→ **Exercise**: Lines from the one containing "Give me the" through the end of the entries below: set them down exactly, both ends included, with nothing added.

[Supplied information Boundary: Start]

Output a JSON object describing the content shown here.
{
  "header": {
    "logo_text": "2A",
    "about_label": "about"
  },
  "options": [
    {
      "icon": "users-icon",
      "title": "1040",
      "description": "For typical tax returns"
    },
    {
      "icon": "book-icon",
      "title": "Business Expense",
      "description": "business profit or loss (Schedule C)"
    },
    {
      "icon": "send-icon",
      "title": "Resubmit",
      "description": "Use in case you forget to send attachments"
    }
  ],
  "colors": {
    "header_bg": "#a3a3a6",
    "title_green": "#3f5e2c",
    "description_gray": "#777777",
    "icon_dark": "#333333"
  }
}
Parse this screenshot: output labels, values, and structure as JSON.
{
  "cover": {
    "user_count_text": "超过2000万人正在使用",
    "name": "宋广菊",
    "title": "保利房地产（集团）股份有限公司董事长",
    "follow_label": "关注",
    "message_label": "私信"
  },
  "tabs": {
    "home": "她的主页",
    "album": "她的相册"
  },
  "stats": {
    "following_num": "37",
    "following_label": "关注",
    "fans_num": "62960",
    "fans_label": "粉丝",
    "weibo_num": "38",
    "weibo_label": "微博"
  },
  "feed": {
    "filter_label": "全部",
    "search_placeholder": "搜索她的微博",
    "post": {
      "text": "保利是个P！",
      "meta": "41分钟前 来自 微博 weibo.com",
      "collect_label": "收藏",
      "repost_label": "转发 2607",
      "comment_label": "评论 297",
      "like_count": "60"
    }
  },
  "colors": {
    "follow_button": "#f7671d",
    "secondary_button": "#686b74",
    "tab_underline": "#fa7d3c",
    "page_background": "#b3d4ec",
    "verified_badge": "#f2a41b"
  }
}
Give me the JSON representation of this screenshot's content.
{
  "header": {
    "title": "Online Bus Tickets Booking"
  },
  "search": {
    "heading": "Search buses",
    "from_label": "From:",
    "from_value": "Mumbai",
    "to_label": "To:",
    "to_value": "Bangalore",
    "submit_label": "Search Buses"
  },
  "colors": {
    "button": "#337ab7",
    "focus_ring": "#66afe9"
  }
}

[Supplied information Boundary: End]

→ **Output for this exercise**:
Give me the JSON representation of this screenshot's content.
{
  "header": {
    "title": "Online Bus Tickets Booking"
  },
  "search": {
    "heading": "Search buses",
    "from_label": "From:",
    "from_value": "Mumbai",
    "to_label": "To:",
    "to_value": "Bangalore",
    "submit_label": "Search Buses"
  },
  "colors": {
    "button": "#337ab7",
    "focus_ring": "#66afe9"
  }
}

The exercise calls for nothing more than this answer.